The Neuroscience of trust in leadership
How important is trust in leadership? Consider Gallup’s meta-analysis of decades’ worth of data: It shows that high engagement—defined largely as having a strong connection with one’s work and colleagues, feeling like a real contributor, and enjoying ample chances to learn—consistently leads to positive outcomes for both individuals and organizations.
Many organizations have borrowed from both the Tayloristic and Para-military models of hierarchical leadership is not setup to deliver on a highly trusting employee-employer relationship. Both organizational psychology and safety science have found this style of leadership contributes to significant distrust and safety deterioration within organizations.
Experiments show that having a sense of higher purpose stimulates oxytocin production, as does trust. Trust and purpose then mutually reinforce each other, providing a mechanism for extended oxytocin release, which produces happiness.
Healthcare and Emergency Services to many is a higher calling and provides a great sense of purpose with common goals and delivers well on the concept of neurotransmitter production for happiness and fulfillment. Many of us know the rush and self-affirmation in performing with great outcomes in complex situations. Can we reframe the sense of purpose we have to achieve this sense more often with routine aspects of our work?
We will explore the deeper aspects of psychological safety within an organization and how it contributes to a positive work culture as a result of trust. What are the benefits to the organization, workers and patients? How does building a trusting workplace contribute to safer patient care and safer workplaces? How does one build sustainable workplace trust?
Trust sits at the core of high performing teams, and the presence or lack thereof is directly reflected in team outcomes. Understanding that an absence of trust often manifests in a fear of conflict, evidenced by a lack of commitment and avoidance behaviour, leading to inattention to results. Trust is not only essential to a performance, but also a psychologically safe work culture.
How can we reframe the sense of purpose in combination with a trusting organization to build on the symbiotic elements of trust and purpose that enable our teams to perform optimally and thrive in a psychologically safe environment? Research is showing the psychologically safe and trusting work environments have and overall safer workplace, including occupational stress injuries and ultimately PTSD.
Everything we say and do, or don’t say and don’t do has an impact on our team.

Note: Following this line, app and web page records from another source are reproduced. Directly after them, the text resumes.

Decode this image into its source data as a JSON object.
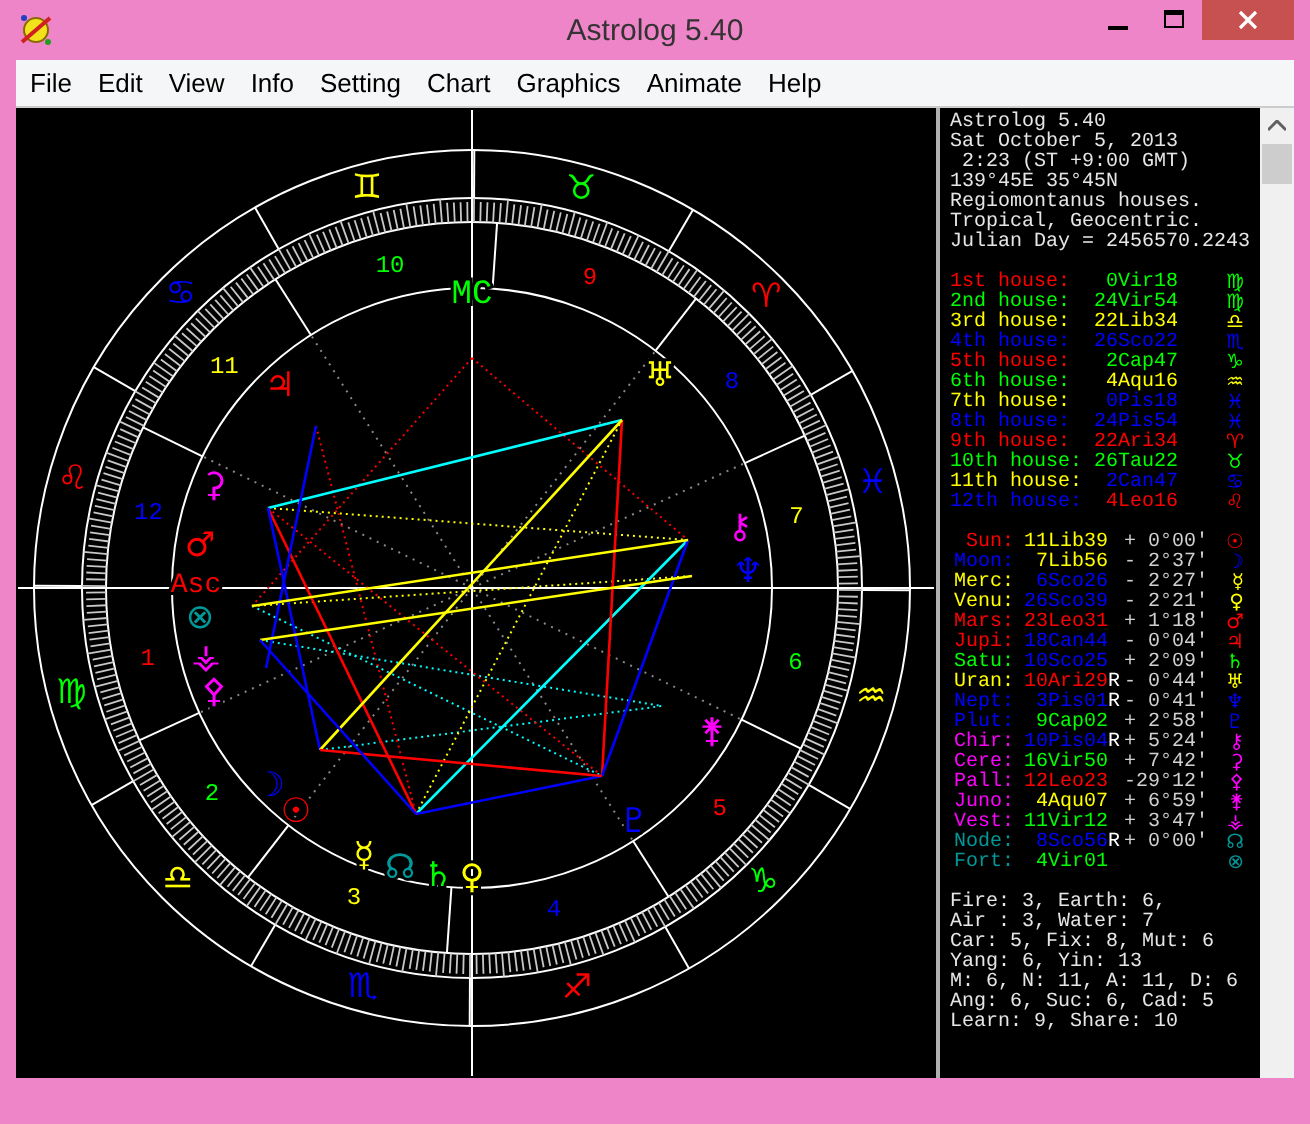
{
  "window": {
    "title": "Astrolog 5.40"
  },
  "menu": [
    "File",
    "Edit",
    "View",
    "Info",
    "Setting",
    "Chart",
    "Graphics",
    "Animate",
    "Help"
  ],
  "chart": {
    "mc_label": "MC",
    "asc_label": "Asc",
    "signs": [
      {
        "glyph": "♈",
        "color": "#ff0000"
      },
      {
        "glyph": "♉",
        "color": "#00ff00"
      },
      {
        "glyph": "♊",
        "color": "#ffff00"
      },
      {
        "glyph": "♋",
        "color": "#0000ff"
      },
      {
        "glyph": "♌",
        "color": "#ff0000"
      },
      {
        "glyph": "♍",
        "color": "#00ff00"
      },
      {
        "glyph": "♎",
        "color": "#ffff00"
      },
      {
        "glyph": "♏",
        "color": "#0000ff"
      },
      {
        "glyph": "♐",
        "color": "#ff0000"
      },
      {
        "glyph": "♑",
        "color": "#00ff00"
      },
      {
        "glyph": "♒",
        "color": "#ffff00"
      },
      {
        "glyph": "♓",
        "color": "#0000ff"
      }
    ],
    "houses": [
      {
        "number": "1",
        "color": "#ff0000"
      },
      {
        "number": "2",
        "color": "#00ff00"
      },
      {
        "number": "3",
        "color": "#ffff00"
      },
      {
        "number": "4",
        "color": "#0000ff"
      },
      {
        "number": "5",
        "color": "#ff0000"
      },
      {
        "number": "6",
        "color": "#00ff00"
      },
      {
        "number": "7",
        "color": "#ffff00"
      },
      {
        "number": "8",
        "color": "#0000ff"
      },
      {
        "number": "9",
        "color": "#ff0000"
      },
      {
        "number": "10",
        "color": "#00ff00"
      },
      {
        "number": "11",
        "color": "#ffff00"
      },
      {
        "number": "12",
        "color": "#0000ff"
      }
    ],
    "planets": [
      {
        "glyph": "☉",
        "color": "#ff0000"
      },
      {
        "glyph": "☽",
        "color": "#0000ff"
      },
      {
        "glyph": "☿",
        "color": "#ffff00"
      },
      {
        "glyph": "♀",
        "color": "#ffff00"
      },
      {
        "glyph": "♂",
        "color": "#ff0000"
      },
      {
        "glyph": "♃",
        "color": "#ff0000"
      },
      {
        "glyph": "♄",
        "color": "#00ff00"
      },
      {
        "glyph": "♅",
        "color": "#ffff00"
      },
      {
        "glyph": "♆",
        "color": "#0000ff"
      },
      {
        "glyph": "♇",
        "color": "#0000ff"
      },
      {
        "glyph": "⚷",
        "color": "#ff00ff"
      },
      {
        "glyph": "⚳",
        "color": "#ff00ff"
      },
      {
        "glyph": "⚴",
        "color": "#ff00ff"
      },
      {
        "glyph": "⚵",
        "color": "#ff00ff"
      },
      {
        "glyph": "⚶",
        "color": "#ff00ff"
      },
      {
        "glyph": "☊",
        "color": "#009999"
      },
      {
        "glyph": "⊗",
        "color": "#009999"
      }
    ]
  },
  "info": [
    "Astrolog 5.40",
    "Sat October 5, 2013",
    " 2:23 (ST +9:00 GMT)",
    "139°45E 35°45N",
    "Regiomontanus houses.",
    "Tropical, Geocentric.",
    "Julian Day = 2456570.2243"
  ],
  "house_cusps": [
    {
      "label": "1st house:",
      "color": "#ff0000",
      "position": {
        "text": "0Vir18",
        "color": "#00ff00"
      },
      "glyph": "♍"
    },
    {
      "label": "2nd house:",
      "color": "#00ff00",
      "position": {
        "text": "24Vir54",
        "color": "#00ff00"
      },
      "glyph": "♍"
    },
    {
      "label": "3rd house:",
      "color": "#ffff00",
      "position": {
        "text": "22Lib34",
        "color": "#ffff00"
      },
      "glyph": "♎"
    },
    {
      "label": "4th house:",
      "color": "#0000ff",
      "position": {
        "text": "26Sco22",
        "color": "#0000ff"
      },
      "glyph": "♏"
    },
    {
      "label": "5th house:",
      "color": "#ff0000",
      "position": {
        "text": "2Cap47",
        "color": "#00ff00"
      },
      "glyph": "♑"
    },
    {
      "label": "6th house:",
      "color": "#00ff00",
      "position": {
        "text": "4Aqu16",
        "color": "#ffff00"
      },
      "glyph": "♒"
    },
    {
      "label": "7th house:",
      "color": "#ffff00",
      "position": {
        "text": "0Pis18",
        "color": "#0000ff"
      },
      "glyph": "♓"
    },
    {
      "label": "8th house:",
      "color": "#0000ff",
      "position": {
        "text": "24Pis54",
        "color": "#0000ff"
      },
      "glyph": "♓"
    },
    {
      "label": "9th house:",
      "color": "#ff0000",
      "position": {
        "text": "22Ari34",
        "color": "#ff0000"
      },
      "glyph": "♈"
    },
    {
      "label": "10th house:",
      "color": "#00ff00",
      "position": {
        "text": "26Tau22",
        "color": "#00ff00"
      },
      "glyph": "♉"
    },
    {
      "label": "11th house:",
      "color": "#ffff00",
      "position": {
        "text": "2Can47",
        "color": "#0000ff"
      },
      "glyph": "♋"
    },
    {
      "label": "12th house:",
      "color": "#0000ff",
      "position": {
        "text": "4Leo16",
        "color": "#ff0000"
      },
      "glyph": "♌"
    }
  ],
  "planets": [
    {
      "name": "Sun:",
      "color": "#ff0000",
      "position": {
        "text": "11Lib39",
        "color": "#ffff00"
      },
      "latitude": "+ 0°00′",
      "glyph": "☉"
    },
    {
      "name": "Moon:",
      "color": "#0000ff",
      "position": {
        "text": "7Lib56",
        "color": "#ffff00"
      },
      "latitude": "- 2°37′",
      "glyph": "☽"
    },
    {
      "name": "Merc:",
      "color": "#ffff00",
      "position": {
        "text": "6Sco26",
        "color": "#0000ff"
      },
      "latitude": "- 2°27′",
      "glyph": "☿"
    },
    {
      "name": "Venu:",
      "color": "#ffff00",
      "position": {
        "text": "26Sco39",
        "color": "#0000ff"
      },
      "latitude": "- 2°21′",
      "glyph": "♀"
    },
    {
      "name": "Mars:",
      "color": "#ff0000",
      "position": {
        "text": "23Leo31",
        "color": "#ff0000"
      },
      "latitude": "+ 1°18′",
      "glyph": "♂"
    },
    {
      "name": "Jupi:",
      "color": "#ff0000",
      "position": {
        "text": "18Can44",
        "color": "#0000ff"
      },
      "latitude": "- 0°04′",
      "glyph": "♃"
    },
    {
      "name": "Satu:",
      "color": "#00ff00",
      "position": {
        "text": "10Sco25",
        "color": "#0000ff"
      },
      "latitude": "+ 2°09′",
      "glyph": "♄"
    },
    {
      "name": "Uran:",
      "color": "#ffff00",
      "position": {
        "text": "10Ari29",
        "color": "#ff0000"
      },
      "motion": "R",
      "latitude": "- 0°44′",
      "glyph": "♅"
    },
    {
      "name": "Nept:",
      "color": "#0000ff",
      "position": {
        "text": "3Pis01",
        "color": "#0000ff"
      },
      "motion": "R",
      "latitude": "- 0°41′",
      "glyph": "♆"
    },
    {
      "name": "Plut:",
      "color": "#0000ff",
      "position": {
        "text": "9Cap02",
        "color": "#00ff00"
      },
      "latitude": "+ 2°58′",
      "glyph": "♇"
    },
    {
      "name": "Chir:",
      "color": "#ff00ff",
      "position": {
        "text": "10Pis04",
        "color": "#0000ff"
      },
      "motion": "R",
      "latitude": "+ 5°24′",
      "glyph": "⚷"
    },
    {
      "name": "Cere:",
      "color": "#ff00ff",
      "position": {
        "text": "16Vir50",
        "color": "#00ff00"
      },
      "latitude": "+ 7°42′",
      "glyph": "⚳"
    },
    {
      "name": "Pall:",
      "color": "#ff00ff",
      "position": {
        "text": "12Leo23",
        "color": "#ff0000"
      },
      "latitude": "-29°12′",
      "glyph": "⚴"
    },
    {
      "name": "Juno:",
      "color": "#ff00ff",
      "position": {
        "text": "4Aqu07",
        "color": "#ffff00"
      },
      "latitude": "+ 6°59′",
      "glyph": "⚵"
    },
    {
      "name": "Vest:",
      "color": "#ff00ff",
      "position": {
        "text": "11Vir12",
        "color": "#00ff00"
      },
      "latitude": "+ 3°47′",
      "glyph": "⚶"
    },
    {
      "name": "Node:",
      "color": "#009999",
      "position": {
        "text": "8Sco56",
        "color": "#0000ff"
      },
      "motion": "R",
      "latitude": "+ 0°00′",
      "glyph": "☊"
    },
    {
      "name": "Fort:",
      "color": "#009999",
      "position": {
        "text": "4Vir01",
        "color": "#00ff00"
      },
      "glyph": "⊗"
    }
  ],
  "stats": [
    "Fire: 3, Earth: 6,",
    "Air : 3, Water: 7",
    "Car: 5, Fix: 8, Mut: 6",
    "Yang: 6, Yin: 13",
    "M: 6, N: 11, A: 11, D: 6",
    "Ang: 6, Suc: 6, Cad: 5",
    "Learn: 9, Share: 10"
  ]
}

The foundation to enabling teams is personal awareness of the impact of individual behaviour. Team culture is experienced through the thousands of daily interactions and touch points between team members and others they interact with. Enabling teams is about giving and receiving feedback, having robust conversations, and creating an environment of psychological safety that is deliberately developmental as well as accountable for results.
The objectives of this presentation include:
- An introduction to the effects of tayloristic and para-military style leadership on organizational trust and communication;
- Psychological and neurotransmitter-based effects of organizational shared purpose, trust and psychological safety;
- Moving beyond the Newtonian-Cartesian linearity perspectives in complex and diverse work environments;
- Elements that foster or destruct organizational trust;
- Building psychologically safe organizations through trust, a way forward;
- Reframing the view towards purpose.
This talk is optimal for senior leaders and entire leadership teams who wish to better understand workplace culture and how shared purpose, trust and psychological safety are essential to the workforce of the future and creating safer workplaces.